EXERCISE DESCRIPTION: Across the records that follow, how many lines contain the string "Fotos"? Answer with the number only.

Stored items from a collection:
◇ ◇ ◇ ◇

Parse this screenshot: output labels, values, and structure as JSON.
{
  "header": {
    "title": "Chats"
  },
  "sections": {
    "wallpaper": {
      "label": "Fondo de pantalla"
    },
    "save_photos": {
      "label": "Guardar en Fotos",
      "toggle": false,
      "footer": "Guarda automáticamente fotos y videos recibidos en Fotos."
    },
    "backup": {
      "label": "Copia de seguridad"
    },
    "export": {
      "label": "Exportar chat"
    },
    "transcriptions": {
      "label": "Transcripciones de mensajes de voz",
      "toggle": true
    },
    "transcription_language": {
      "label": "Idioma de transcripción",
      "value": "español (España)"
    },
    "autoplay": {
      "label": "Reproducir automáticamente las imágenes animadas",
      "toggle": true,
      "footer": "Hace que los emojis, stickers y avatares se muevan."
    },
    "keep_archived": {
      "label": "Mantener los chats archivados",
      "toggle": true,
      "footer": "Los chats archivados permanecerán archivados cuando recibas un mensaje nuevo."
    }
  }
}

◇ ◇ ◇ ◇

EXERCISE SOLUTION: 2